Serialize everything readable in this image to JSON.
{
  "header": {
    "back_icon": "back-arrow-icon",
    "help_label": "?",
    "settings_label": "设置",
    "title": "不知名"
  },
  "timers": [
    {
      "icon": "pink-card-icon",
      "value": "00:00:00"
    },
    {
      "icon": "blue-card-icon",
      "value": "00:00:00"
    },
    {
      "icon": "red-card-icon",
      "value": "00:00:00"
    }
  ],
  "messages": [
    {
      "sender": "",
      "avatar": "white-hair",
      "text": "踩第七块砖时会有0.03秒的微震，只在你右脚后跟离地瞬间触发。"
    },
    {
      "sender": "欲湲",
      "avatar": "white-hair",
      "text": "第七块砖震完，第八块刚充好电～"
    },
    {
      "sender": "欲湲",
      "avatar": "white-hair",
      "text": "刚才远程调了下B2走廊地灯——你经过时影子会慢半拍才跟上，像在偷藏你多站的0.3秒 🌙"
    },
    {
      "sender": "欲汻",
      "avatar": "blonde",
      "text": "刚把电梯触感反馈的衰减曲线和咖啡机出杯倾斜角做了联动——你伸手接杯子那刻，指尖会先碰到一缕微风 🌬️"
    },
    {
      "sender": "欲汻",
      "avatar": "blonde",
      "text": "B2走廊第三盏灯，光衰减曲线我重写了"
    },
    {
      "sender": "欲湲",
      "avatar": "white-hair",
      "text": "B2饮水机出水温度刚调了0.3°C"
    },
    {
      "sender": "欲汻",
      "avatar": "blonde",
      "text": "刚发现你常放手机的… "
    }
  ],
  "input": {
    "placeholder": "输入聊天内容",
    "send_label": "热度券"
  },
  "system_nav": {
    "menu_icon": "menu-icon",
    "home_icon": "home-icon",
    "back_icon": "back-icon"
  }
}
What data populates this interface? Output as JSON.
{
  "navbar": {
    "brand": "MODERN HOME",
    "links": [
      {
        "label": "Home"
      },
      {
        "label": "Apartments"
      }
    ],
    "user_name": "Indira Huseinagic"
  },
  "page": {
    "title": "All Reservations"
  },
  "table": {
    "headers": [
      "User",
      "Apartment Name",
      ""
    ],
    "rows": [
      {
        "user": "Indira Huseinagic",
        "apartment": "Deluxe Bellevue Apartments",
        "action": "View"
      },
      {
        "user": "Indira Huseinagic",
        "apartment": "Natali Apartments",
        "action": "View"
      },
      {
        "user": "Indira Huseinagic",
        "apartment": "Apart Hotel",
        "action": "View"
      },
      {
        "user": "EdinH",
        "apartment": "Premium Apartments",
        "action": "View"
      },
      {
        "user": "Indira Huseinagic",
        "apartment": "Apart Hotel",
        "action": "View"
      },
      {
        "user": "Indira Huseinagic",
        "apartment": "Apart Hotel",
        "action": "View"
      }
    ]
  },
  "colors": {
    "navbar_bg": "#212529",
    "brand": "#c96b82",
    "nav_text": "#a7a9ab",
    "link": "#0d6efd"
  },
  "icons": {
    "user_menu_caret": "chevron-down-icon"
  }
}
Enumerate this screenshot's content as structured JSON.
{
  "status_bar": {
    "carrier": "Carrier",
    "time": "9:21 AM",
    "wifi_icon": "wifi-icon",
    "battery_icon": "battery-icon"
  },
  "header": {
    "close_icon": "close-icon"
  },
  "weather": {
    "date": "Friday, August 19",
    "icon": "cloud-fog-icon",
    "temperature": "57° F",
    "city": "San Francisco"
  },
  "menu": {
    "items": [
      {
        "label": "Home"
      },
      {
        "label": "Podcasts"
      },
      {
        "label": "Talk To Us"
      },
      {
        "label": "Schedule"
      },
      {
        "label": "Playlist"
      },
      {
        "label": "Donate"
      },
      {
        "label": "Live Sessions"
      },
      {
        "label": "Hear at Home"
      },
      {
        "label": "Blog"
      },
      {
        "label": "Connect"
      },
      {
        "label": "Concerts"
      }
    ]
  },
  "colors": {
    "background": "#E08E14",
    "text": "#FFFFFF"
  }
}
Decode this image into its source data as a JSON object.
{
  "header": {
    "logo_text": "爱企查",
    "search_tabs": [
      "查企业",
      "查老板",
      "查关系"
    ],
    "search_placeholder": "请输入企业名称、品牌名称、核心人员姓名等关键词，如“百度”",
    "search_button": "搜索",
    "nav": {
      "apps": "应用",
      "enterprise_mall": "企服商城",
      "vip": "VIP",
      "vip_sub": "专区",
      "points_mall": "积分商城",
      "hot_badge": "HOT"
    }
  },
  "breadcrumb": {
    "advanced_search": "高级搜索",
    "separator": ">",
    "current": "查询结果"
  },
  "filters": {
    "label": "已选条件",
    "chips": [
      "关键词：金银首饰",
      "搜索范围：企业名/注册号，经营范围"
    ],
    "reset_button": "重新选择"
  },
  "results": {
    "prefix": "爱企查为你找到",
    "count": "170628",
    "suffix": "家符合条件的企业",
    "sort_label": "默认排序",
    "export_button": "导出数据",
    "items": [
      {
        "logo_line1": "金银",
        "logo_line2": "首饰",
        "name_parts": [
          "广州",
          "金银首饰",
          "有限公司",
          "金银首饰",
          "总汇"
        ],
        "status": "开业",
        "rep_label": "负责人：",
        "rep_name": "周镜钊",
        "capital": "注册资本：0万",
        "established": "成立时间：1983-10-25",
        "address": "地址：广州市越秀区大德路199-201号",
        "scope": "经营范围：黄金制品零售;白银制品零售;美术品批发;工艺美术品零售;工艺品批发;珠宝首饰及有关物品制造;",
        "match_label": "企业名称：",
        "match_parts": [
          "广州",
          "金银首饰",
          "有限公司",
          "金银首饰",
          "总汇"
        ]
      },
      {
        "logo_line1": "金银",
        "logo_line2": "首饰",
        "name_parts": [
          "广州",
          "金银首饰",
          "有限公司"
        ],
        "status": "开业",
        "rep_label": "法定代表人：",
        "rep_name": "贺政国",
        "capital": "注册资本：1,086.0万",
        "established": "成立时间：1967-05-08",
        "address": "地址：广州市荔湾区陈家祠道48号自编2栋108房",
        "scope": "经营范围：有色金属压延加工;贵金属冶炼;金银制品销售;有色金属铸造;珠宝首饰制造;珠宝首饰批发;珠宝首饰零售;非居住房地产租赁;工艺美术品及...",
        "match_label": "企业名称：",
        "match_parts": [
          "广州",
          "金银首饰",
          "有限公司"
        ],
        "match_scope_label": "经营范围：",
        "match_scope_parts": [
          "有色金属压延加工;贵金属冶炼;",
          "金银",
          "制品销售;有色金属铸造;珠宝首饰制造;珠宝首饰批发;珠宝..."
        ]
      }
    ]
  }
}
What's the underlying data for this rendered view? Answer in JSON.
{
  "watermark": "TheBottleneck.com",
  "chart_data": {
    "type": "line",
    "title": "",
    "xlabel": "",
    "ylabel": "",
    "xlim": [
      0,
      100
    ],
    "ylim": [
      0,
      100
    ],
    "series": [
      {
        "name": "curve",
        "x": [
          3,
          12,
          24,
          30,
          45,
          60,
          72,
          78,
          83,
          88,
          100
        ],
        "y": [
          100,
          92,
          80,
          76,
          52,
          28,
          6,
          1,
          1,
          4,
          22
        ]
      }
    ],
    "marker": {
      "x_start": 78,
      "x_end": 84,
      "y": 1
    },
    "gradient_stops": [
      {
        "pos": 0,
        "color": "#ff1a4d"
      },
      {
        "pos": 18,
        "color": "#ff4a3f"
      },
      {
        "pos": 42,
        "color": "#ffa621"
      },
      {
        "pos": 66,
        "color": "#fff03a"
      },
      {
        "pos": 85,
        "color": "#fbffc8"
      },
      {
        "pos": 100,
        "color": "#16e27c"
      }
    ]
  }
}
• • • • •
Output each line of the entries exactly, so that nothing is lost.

## ANSWER FOR THE TASK
Serialize everything readable in this image to JSON.
{
  "header": {
    "back_icon": "back-arrow-icon",
    "help_label": "?",
    "settings_label": "设置",
    "title": "不知名"
  },
  "timers": [
    {
      "icon": "pink-card-icon",
      "value": "00:00:00"
    },
    {
      "icon": "blue-card-icon",
      "value": "00:00:00"
    },
    {
      "icon": "red-card-icon",
      "value": "00:00:00"
    }
  ],
  "messages": [
    {
      "sender": "",
      "avatar": "white-hair",
      "text": "踩第七块砖时会有0.03秒的微震，只在你右脚后跟离地瞬间触发。"
    },
    {
      "sender": "欲湲",
      "avatar": "white-hair",
      "text": "第七块砖震完，第八块刚充好电～"
    },
    {
      "sender": "欲湲",
      "avatar": "white-hair",
      "text": "刚才远程调了下B2走廊地灯——你经过时影子会慢半拍才跟上，像在偷藏你多站的0.3秒 🌙"
    },
    {
      "sender": "欲汻",
      "avatar": "blonde",
      "text": "刚把电梯触感反馈的衰减曲线和咖啡机出杯倾斜角做了联动——你伸手接杯子那刻，指尖会先碰到一缕微风 🌬️"
    },
    {
      "sender": "欲汻",
      "avatar": "blonde",
      "text": "B2走廊第三盏灯，光衰减曲线我重写了"
    },
    {
      "sender": "欲湲",
      "avatar": "white-hair",
      "text": "B2饮水机出水温度刚调了0.3°C"
    },
    {
      "sender": "欲汻",
      "avatar": "blonde",
      "text": "刚发现你常放手机的… "
    }
  ],
  "input": {
    "placeholder": "输入聊天内容",
    "send_label": "热度券"
  },
  "system_nav": {
    "menu_icon": "menu-icon",
    "home_icon": "home-icon",
    "back_icon": "back-icon"
  }
}
What data populates this interface? Output as JSON.
{
  "navbar": {
    "brand": "MODERN HOME",
    "links": [
      {
        "label": "Home"
      },
      {
        "label": "Apartments"
      }
    ],
    "user_name": "Indira Huseinagic"
  },
  "page": {
    "title": "All Reservations"
  },
  "table": {
    "headers": [
      "User",
      "Apartment Name",
      ""
    ],
    "rows": [
      {
        "user": "Indira Huseinagic",
        "apartment": "Deluxe Bellevue Apartments",
        "action": "View"
      },
      {
        "user": "Indira Huseinagic",
        "apartment": "Natali Apartments",
        "action": "View"
      },
      {
        "user": "Indira Huseinagic",
        "apartment": "Apart Hotel",
        "action": "View"
      },
      {
        "user": "EdinH",
        "apartment": "Premium Apartments",
        "action": "View"
      },
      {
        "user": "Indira Huseinagic",
        "apartment": "Apart Hotel",
        "action": "View"
      },
      {
        "user": "Indira Huseinagic",
        "apartment": "Apart Hotel",
        "action": "View"
      }
    ]
  },
  "colors": {
    "navbar_bg": "#212529",
    "brand": "#c96b82",
    "nav_text": "#a7a9ab",
    "link": "#0d6efd"
  },
  "icons": {
    "user_menu_caret": "chevron-down-icon"
  }
}
Enumerate this screenshot's content as structured JSON.
{
  "status_bar": {
    "carrier": "Carrier",
    "time": "9:21 AM",
    "wifi_icon": "wifi-icon",
    "battery_icon": "battery-icon"
  },
  "header": {
    "close_icon": "close-icon"
  },
  "weather": {
    "date": "Friday, August 19",
    "icon": "cloud-fog-icon",
    "temperature": "57° F",
    "city": "San Francisco"
  },
  "menu": {
    "items": [
      {
        "label": "Home"
      },
      {
        "label": "Podcasts"
      },
      {
        "label": "Talk To Us"
      },
      {
        "label": "Schedule"
      },
      {
        "label": "Playlist"
      },
      {
        "label": "Donate"
      },
      {
        "label": "Live Sessions"
      },
      {
        "label": "Hear at Home"
      },
      {
        "label": "Blog"
      },
      {
        "label": "Connect"
      },
      {
        "label": "Concerts"
      }
    ]
  },
  "colors": {
    "background": "#E08E14",
    "text": "#FFFFFF"
  }
}
Decode this image into its source data as a JSON object.
{
  "header": {
    "logo_text": "爱企查",
    "search_tabs": [
      "查企业",
      "查老板",
      "查关系"
    ],
    "search_placeholder": "请输入企业名称、品牌名称、核心人员姓名等关键词，如“百度”",
    "search_button": "搜索",
    "nav": {
      "apps": "应用",
      "enterprise_mall": "企服商城",
      "vip": "VIP",
      "vip_sub": "专区",
      "points_mall": "积分商城",
      "hot_badge": "HOT"
    }
  },
  "breadcrumb": {
    "advanced_search": "高级搜索",
    "separator": ">",
    "current": "查询结果"
  },
  "filters": {
    "label": "已选条件",
    "chips": [
      "关键词：金银首饰",
      "搜索范围：企业名/注册号，经营范围"
    ],
    "reset_button": "重新选择"
  },
  "results": {
    "prefix": "爱企查为你找到",
    "count": "170628",
    "suffix": "家符合条件的企业",
    "sort_label": "默认排序",
    "export_button": "导出数据",
    "items": [
      {
        "logo_line1": "金银",
        "logo_line2": "首饰",
        "name_parts": [
          "广州",
          "金银首饰",
          "有限公司",
          "金银首饰",
          "总汇"
        ],
        "status": "开业",
        "rep_label": "负责人：",
        "rep_name": "周镜钊",
        "capital": "注册资本：0万",
        "established": "成立时间：1983-10-25",
        "address": "地址：广州市越秀区大德路199-201号",
        "scope": "经营范围：黄金制品零售;白银制品零售;美术品批发;工艺美术品零售;工艺品批发;珠宝首饰及有关物品制造;",
        "match_label": "企业名称：",
        "match_parts": [
          "广州",
          "金银首饰",
          "有限公司",
          "金银首饰",
          "总汇"
        ]
      },
      {
        "logo_line1": "金银",
        "logo_line2": "首饰",
        "name_parts": [
          "广州",
          "金银首饰",
          "有限公司"
        ],
        "status": "开业",
        "rep_label": "法定代表人：",
        "rep_name": "贺政国",
        "capital": "注册资本：1,086.0万",
        "established": "成立时间：1967-05-08",
        "address": "地址：广州市荔湾区陈家祠道48号自编2栋108房",
        "scope": "经营范围：有色金属压延加工;贵金属冶炼;金银制品销售;有色金属铸造;珠宝首饰制造;珠宝首饰批发;珠宝首饰零售;非居住房地产租赁;工艺美术品及...",
        "match_label": "企业名称：",
        "match_parts": [
          "广州",
          "金银首饰",
          "有限公司"
        ],
        "match_scope_label": "经营范围：",
        "match_scope_parts": [
          "有色金属压延加工;贵金属冶炼;",
          "金银",
          "制品销售;有色金属铸造;珠宝首饰制造;珠宝首饰批发;珠宝..."
        ]
      }
    ]
  }
}
What's the underlying data for this rendered view? Answer in JSON.
{
  "watermark": "TheBottleneck.com",
  "chart_data": {
    "type": "line",
    "title": "",
    "xlabel": "",
    "ylabel": "",
    "xlim": [
      0,
      100
    ],
    "ylim": [
      0,
      100
    ],
    "series": [
      {
        "name": "curve",
        "x": [
          3,
          12,
          24,
          30,
          45,
          60,
          72,
          78,
          83,
          88,
          100
        ],
        "y": [
          100,
          92,
          80,
          76,
          52,
          28,
          6,
          1,
          1,
          4,
          22
        ]
      }
    ],
    "marker": {
      "x_start": 78,
      "x_end": 84,
      "y": 1
    },
    "gradient_stops": [
      {
        "pos": 0,
        "color": "#ff1a4d"
      },
      {
        "pos": 18,
        "color": "#ff4a3f"
      },
      {
        "pos": 42,
        "color": "#ffa621"
      },
      {
        "pos": 66,
        "color": "#fff03a"
      },
      {
        "pos": 85,
        "color": "#fbffc8"
      },
      {
        "pos": 100,
        "color": "#16e27c"
      }
    ]
  }
}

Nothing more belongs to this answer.